My first day wearing it was a cracking way to test the waters: all-day heavy downpours. Me and my better-half decided to take a stroll around our area. One of the first things she said was, "You look like the adverts where ketchup rolls straight off a pair of trainers." Another was, "You could probably pass this down as an heirloom." I agree, it's a stunning piece, visually and physically. We must have been out for two hours, and the only sign of water appearing was through the stitching. Expected — but really minimal amounts for how much it was hammering down. This only happened after around the hour mark, too. Day to day, it's been getting plenty of comments around the office. You can expect a couple extra orders from as I’ve sent them on to your site. I honestly could not ask for a better coat. You've have done an outstanding job, and I cannot thank you enough for taking the time to develop it.

Feedback from a man enjoying his parka in weatherproof ripstop (the most water-resistant of all cloth used here) in the city where rain was invented, Manchester.

Smart simplicity, I would call it, the design of your parka. Beautiful and functional efficiency. It rained one late afternoon. After five minutes, my parka was completely covered in a spray of shiny tiny drops on a dark blue like the sky. People stared at this new attribution to nature. Inside, warm and dry. Outdoors I wear a hat, with not too wide a brim. The hood of the parka is spacious, fitting over my hat, brim and all, without deforming. The hood doesn't make noise: it is quiet itself; in it, sounds are not muffled.

So explained a gentleman in Amsterdam, who purchased the parka in weatherproof ripstop in September 2018.

I've just received the parcel with the very wonderful parka. It is stunning in its design and cloth. It fits so well, and feels incredibly comfortable. I had not imagined such a technical material could feel so pleasantly soft to the touch. The colour is superb, too. And the parka looks great whether carried open or closed — the way the hood and neck fold back.

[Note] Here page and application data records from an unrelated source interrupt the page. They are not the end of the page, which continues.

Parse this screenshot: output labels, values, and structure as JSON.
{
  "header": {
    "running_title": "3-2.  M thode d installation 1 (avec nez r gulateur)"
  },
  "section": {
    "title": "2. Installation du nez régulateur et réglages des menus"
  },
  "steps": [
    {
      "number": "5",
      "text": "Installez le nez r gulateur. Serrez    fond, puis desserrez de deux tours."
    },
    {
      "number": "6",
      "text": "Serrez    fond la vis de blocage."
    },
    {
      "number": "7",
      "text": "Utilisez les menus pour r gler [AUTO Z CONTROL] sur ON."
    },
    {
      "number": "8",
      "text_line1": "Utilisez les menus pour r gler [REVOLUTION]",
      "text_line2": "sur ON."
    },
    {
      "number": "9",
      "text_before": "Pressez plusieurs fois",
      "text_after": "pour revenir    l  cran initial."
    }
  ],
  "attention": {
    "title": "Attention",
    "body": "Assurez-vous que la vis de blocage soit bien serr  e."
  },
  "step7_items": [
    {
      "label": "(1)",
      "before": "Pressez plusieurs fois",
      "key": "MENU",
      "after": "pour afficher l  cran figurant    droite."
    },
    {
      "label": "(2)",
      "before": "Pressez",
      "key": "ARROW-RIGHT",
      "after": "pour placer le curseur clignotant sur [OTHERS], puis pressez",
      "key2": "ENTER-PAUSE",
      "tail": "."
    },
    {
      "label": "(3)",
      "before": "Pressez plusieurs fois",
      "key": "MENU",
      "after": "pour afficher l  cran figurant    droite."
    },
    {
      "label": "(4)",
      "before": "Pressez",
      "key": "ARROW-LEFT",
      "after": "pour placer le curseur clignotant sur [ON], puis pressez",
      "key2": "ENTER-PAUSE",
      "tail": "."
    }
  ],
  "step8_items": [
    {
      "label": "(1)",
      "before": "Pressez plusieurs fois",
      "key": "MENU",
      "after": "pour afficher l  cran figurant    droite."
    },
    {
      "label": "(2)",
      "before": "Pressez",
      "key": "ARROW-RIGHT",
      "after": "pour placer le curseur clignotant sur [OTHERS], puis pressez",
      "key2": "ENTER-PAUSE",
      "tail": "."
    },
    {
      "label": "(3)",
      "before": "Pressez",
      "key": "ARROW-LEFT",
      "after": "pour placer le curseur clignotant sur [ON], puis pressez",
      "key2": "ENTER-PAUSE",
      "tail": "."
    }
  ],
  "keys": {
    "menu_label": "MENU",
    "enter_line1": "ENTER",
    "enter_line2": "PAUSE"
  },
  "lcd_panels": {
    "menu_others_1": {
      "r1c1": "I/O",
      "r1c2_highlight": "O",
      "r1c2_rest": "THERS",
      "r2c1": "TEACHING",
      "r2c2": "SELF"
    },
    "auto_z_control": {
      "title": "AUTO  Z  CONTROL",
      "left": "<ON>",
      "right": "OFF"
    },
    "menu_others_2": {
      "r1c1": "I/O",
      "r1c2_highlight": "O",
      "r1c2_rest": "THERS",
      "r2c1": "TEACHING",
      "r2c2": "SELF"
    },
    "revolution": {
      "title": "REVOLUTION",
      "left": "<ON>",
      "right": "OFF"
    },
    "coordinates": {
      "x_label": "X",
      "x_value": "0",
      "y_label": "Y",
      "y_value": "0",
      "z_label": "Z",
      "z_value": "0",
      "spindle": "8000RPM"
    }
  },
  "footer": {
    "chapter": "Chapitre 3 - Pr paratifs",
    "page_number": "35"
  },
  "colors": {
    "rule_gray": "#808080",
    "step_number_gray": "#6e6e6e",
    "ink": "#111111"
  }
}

I feel I can now withstand whatever weather our strange climate provides, and look good, at the same time.

Words from a lady in Denmark, who bought a parka in weatherproof ripstop in March 2018.